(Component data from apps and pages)
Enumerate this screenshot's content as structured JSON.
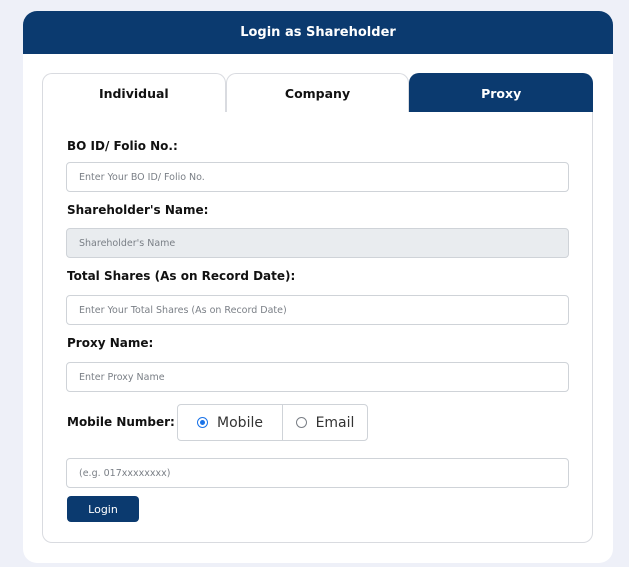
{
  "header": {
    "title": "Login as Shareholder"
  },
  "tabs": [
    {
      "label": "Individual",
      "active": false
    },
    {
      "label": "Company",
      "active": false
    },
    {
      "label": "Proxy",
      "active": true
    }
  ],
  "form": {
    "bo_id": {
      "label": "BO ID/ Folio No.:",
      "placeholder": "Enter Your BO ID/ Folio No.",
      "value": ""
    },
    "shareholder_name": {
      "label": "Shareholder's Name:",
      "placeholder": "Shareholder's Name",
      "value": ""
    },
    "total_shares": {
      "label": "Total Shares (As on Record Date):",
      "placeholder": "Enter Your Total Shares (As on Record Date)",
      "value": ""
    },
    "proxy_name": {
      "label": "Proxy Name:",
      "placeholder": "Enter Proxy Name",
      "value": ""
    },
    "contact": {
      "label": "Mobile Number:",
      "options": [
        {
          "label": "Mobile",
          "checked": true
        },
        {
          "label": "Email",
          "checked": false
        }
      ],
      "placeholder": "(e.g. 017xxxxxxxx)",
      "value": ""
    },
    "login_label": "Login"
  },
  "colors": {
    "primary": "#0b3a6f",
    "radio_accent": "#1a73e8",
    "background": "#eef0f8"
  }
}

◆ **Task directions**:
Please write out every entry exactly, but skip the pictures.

◆ **Solution for this exercise**:
Enumerate this screenshot's content as structured JSON.
{
  "header": {
    "title": "Login as Shareholder"
  },
  "tabs": [
    {
      "label": "Individual",
      "active": false
    },
    {
      "label": "Company",
      "active": false
    },
    {
      "label": "Proxy",
      "active": true
    }
  ],
  "form": {
    "bo_id": {
      "label": "BO ID/ Folio No.:",
      "placeholder": "Enter Your BO ID/ Folio No.",
      "value": ""
    },
    "shareholder_name": {
      "label": "Shareholder's Name:",
      "placeholder": "Shareholder's Name",
      "value": ""
    },
    "total_shares": {
      "label": "Total Shares (As on Record Date):",
      "placeholder": "Enter Your Total Shares (As on Record Date)",
      "value": ""
    },
    "proxy_name": {
      "label": "Proxy Name:",
      "placeholder": "Enter Proxy Name",
      "value": ""
    },
    "contact": {
      "label": "Mobile Number:",
      "options": [
        {
          "label": "Mobile",
          "checked": true
        },
        {
          "label": "Email",
          "checked": false
        }
      ],
      "placeholder": "(e.g. 017xxxxxxxx)",
      "value": ""
    },
    "login_label": "Login"
  },
  "colors": {
    "primary": "#0b3a6f",
    "radio_accent": "#1a73e8",
    "background": "#eef0f8"
  }
}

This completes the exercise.